TASK REQUIREMENTS
The number of lines below that contain the word "title" is all that the answer should hold.

DATA FOR PROCESSING
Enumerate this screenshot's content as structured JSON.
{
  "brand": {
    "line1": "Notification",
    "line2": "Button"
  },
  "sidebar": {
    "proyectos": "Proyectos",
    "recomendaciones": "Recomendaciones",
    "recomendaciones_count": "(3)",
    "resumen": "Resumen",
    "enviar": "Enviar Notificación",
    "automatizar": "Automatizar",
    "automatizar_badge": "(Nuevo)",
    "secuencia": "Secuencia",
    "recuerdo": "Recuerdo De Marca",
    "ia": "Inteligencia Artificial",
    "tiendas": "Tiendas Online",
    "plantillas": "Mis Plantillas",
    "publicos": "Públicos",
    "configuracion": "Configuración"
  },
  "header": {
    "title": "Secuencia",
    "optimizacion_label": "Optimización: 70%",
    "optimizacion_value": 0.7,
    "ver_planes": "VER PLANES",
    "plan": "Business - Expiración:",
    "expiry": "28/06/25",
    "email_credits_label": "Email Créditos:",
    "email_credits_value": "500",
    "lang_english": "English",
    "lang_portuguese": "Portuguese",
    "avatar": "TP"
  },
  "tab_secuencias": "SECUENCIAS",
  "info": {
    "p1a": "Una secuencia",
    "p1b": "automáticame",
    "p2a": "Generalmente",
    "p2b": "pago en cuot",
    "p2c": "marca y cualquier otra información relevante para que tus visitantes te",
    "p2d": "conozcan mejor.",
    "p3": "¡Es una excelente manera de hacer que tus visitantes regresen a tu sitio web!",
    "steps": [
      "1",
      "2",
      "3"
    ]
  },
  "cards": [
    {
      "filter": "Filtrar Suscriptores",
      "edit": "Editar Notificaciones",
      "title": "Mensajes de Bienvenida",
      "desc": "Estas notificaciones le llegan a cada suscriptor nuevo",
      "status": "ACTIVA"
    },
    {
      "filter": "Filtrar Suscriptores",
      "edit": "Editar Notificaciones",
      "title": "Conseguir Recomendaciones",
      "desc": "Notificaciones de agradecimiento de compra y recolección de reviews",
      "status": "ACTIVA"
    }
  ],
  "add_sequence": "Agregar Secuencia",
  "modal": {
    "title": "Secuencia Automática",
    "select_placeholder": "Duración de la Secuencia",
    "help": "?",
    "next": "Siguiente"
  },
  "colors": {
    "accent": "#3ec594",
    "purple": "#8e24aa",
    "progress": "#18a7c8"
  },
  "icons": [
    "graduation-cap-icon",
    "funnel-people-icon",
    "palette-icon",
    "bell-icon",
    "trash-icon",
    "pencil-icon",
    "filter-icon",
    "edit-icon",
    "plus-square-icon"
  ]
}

ANSWER BOX
4